So, a while ago on the Coode St podcast, Jonathan and Gary wondered what it would be like if you tried to write a history of sf through the female writers. I think this is a most interesting idea, and relates to my desire to find women writing space opera.
Which relates to a book I’ve just finished reading called Liberty: The Lives and Times of Six Women in Revolutionary France by Lucy Moore. I was expecting it to be a book essentially looking at six women, all very different, and their experiences in the French Revolution. However, what I got was so much more than that. Alongside the bios – and they were really interesting women, all of them – I got a full history of the Revolution itself, almost entirely from the point of view of women. And the really, really cool thing is that it totally, totally worked.
Women were involved at every level of the Revolution. It was working-class women who marched on the palace in 1789 and scared the king and queen terribly. Women were involved in planning and suggesting policy in the convention’s various incarnations, and getting it passed too, thanks to both direct action on the streets and more indirect action in the various salons. Women were directly impacted, of course, by changes made to the laws – although they were not accorded citizenship rights under the great Declaration – and, perhaps more interestingly, perhaps stereotypically, but nonetheless dramatically, fashion was also of huge importance. Especially in the streets of Paris, what you wore was an immediate sign of your allegiances. In a world where there were laws about how could wear what, having women on the street insisting that everyone wear the revolutionary cockade was pretty influential. As was when aristocratic women, formerly the paragons of incredibly expensive haute couture, wore clothes that wouldn’t look out of place on a sans coulotte.
The women under investigation were Germaine de Stael, Pauline Leon, Theroigne de Mericourt, Theresia de Fontenay, Manon Roland and Juliette Recamier (all names missing accents, since I can’t figure out how to add them in). Leon is perhaps the most interesting, in some ways, because she was the most definitely working-class. I had come across her (and Mme Roland) in Marge Piercy’s City of Darkness, City of Light – daughter of a chocolate maker, active on the streets and probably in violence. Mericourt had probably been a courtesan, and was also immensely visible on the streets. The other four were all basically aristocrats, on various levels and with differing views on politics – what they wanted to get out of politics, and how they went about doing it.

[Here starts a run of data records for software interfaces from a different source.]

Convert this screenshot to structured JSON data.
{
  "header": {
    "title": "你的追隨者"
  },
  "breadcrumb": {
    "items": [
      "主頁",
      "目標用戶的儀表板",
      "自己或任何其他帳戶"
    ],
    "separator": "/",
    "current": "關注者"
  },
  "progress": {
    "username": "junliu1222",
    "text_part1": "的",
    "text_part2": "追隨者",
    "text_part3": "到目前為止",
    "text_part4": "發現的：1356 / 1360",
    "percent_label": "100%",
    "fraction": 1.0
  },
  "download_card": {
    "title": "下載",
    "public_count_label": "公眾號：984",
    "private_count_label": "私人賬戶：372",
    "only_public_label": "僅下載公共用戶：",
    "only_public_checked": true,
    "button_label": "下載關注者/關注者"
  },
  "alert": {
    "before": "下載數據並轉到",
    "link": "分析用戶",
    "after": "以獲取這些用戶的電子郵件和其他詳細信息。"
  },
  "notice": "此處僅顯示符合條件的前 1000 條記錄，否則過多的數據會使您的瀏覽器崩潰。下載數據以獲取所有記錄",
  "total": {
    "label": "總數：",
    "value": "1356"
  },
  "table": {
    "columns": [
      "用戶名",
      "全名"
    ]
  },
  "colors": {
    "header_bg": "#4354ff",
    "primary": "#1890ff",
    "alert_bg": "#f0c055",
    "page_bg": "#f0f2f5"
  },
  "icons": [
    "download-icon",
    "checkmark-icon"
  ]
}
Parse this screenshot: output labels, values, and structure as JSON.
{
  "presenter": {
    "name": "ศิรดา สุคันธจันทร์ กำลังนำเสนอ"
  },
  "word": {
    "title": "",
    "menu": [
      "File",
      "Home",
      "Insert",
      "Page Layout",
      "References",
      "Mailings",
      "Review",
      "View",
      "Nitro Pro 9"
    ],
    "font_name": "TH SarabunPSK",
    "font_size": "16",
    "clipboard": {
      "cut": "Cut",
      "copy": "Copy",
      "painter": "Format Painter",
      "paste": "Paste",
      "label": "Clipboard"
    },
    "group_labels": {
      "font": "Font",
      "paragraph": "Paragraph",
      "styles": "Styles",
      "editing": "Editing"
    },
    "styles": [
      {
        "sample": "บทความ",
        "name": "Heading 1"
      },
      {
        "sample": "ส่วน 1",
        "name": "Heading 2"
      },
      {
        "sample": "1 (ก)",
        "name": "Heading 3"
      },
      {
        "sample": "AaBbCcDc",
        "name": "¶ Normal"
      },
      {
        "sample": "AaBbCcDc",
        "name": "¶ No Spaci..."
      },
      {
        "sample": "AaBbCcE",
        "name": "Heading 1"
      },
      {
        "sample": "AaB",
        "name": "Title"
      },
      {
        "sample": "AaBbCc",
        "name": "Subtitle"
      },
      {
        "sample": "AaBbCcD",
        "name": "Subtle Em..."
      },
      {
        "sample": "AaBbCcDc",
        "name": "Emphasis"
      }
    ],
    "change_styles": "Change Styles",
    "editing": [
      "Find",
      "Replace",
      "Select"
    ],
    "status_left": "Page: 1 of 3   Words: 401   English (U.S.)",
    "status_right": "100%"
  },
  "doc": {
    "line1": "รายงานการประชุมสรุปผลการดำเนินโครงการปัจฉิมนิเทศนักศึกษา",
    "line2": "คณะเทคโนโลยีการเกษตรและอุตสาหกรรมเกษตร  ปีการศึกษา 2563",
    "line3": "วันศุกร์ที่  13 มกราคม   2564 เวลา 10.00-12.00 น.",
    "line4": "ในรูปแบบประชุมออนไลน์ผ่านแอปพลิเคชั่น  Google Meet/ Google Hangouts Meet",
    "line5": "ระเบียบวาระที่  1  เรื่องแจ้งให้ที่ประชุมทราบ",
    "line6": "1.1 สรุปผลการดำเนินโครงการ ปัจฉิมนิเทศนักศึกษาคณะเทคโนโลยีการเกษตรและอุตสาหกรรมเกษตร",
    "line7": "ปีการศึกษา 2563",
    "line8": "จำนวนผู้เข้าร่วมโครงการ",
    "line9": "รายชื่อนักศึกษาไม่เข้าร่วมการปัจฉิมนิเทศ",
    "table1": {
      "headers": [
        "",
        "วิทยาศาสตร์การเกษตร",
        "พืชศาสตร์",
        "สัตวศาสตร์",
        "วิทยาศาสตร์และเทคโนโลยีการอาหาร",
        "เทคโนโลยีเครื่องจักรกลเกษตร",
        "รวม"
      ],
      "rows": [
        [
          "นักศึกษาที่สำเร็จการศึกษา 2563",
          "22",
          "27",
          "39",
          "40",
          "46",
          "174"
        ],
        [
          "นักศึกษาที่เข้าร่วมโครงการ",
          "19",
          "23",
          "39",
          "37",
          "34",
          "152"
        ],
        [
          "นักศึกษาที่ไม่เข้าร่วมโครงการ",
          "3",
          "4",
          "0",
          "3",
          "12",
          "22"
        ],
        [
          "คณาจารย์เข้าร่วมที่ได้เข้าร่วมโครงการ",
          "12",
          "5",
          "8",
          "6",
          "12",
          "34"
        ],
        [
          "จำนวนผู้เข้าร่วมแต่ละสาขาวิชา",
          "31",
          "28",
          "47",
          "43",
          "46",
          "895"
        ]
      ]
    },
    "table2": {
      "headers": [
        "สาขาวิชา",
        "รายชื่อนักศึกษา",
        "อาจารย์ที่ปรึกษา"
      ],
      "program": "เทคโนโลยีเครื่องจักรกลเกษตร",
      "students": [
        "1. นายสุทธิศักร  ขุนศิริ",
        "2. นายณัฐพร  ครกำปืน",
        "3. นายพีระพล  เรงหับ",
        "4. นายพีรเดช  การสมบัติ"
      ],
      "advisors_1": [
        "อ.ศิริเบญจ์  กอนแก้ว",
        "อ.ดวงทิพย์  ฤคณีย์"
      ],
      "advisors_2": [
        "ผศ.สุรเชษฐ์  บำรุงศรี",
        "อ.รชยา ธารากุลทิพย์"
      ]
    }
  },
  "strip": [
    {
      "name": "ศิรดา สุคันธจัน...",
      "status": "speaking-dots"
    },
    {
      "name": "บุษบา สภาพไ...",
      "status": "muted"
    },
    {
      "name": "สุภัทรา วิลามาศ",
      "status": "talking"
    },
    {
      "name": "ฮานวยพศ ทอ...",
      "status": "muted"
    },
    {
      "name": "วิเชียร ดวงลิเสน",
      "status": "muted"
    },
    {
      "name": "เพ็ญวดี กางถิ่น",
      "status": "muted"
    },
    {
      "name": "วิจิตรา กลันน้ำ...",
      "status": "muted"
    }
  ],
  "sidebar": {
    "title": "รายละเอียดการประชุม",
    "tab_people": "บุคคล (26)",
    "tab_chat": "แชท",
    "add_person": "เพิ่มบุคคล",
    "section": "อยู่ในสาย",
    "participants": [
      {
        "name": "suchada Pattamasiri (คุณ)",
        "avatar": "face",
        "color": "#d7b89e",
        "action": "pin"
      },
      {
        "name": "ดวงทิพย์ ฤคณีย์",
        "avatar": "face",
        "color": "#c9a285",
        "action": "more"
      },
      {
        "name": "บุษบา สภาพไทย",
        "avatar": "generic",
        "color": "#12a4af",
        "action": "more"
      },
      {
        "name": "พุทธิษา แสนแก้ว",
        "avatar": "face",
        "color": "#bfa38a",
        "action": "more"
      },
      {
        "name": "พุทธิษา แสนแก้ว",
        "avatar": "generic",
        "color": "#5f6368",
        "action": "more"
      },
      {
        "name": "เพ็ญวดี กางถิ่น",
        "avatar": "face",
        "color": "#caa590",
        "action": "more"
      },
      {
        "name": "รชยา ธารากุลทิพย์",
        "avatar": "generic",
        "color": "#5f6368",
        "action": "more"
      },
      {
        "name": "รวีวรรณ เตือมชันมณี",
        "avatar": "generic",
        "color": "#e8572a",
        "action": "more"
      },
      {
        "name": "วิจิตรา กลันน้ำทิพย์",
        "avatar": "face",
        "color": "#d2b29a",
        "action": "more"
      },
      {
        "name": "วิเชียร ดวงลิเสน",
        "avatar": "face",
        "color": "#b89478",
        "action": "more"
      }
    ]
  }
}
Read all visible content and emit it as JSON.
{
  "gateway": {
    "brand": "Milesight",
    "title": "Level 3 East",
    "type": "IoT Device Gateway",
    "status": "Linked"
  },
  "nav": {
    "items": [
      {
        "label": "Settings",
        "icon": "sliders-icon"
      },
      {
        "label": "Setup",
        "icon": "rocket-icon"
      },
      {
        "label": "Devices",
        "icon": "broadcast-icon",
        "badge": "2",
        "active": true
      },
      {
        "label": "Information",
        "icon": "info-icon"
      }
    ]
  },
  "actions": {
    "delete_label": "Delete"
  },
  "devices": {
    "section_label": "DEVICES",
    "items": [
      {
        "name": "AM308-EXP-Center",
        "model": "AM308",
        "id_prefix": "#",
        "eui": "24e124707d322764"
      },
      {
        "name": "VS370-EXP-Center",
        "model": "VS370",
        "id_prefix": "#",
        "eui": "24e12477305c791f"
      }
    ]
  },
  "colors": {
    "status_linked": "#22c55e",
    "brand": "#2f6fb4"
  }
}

Each chapter is based around one woman, but Moore weaves so skilfully that she keeps the larger story of the Revolution moving, and brings in the narratives of the other women as well. It’s a marvellously well-written book, which I thoroughly enjoyed – even though I was reading it for school! – and it’s now covered in (appropriately pink!!) comments in the margins. Hugely recommended to anyone interested in the French Revolution or women in history more generally.